**Problem statement:** Go through the data and report each line that holds the string "label".

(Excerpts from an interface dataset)
----------------

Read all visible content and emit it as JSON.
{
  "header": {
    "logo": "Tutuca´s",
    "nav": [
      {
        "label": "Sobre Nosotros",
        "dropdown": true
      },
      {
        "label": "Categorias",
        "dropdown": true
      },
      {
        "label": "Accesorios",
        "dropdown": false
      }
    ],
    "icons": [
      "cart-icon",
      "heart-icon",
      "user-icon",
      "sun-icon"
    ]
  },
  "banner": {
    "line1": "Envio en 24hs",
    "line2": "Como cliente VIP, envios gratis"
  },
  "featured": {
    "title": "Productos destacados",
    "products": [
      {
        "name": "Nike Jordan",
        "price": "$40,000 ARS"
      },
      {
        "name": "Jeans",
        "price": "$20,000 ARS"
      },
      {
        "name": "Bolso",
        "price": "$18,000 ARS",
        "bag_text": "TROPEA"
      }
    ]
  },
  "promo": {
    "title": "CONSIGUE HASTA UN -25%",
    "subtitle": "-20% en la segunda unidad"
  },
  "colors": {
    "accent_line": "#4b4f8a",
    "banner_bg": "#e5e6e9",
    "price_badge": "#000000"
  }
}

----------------

**Written answer:**
        "label": "Sobre Nosotros",
        "label": "Categorias",
        "label": "Accesorios",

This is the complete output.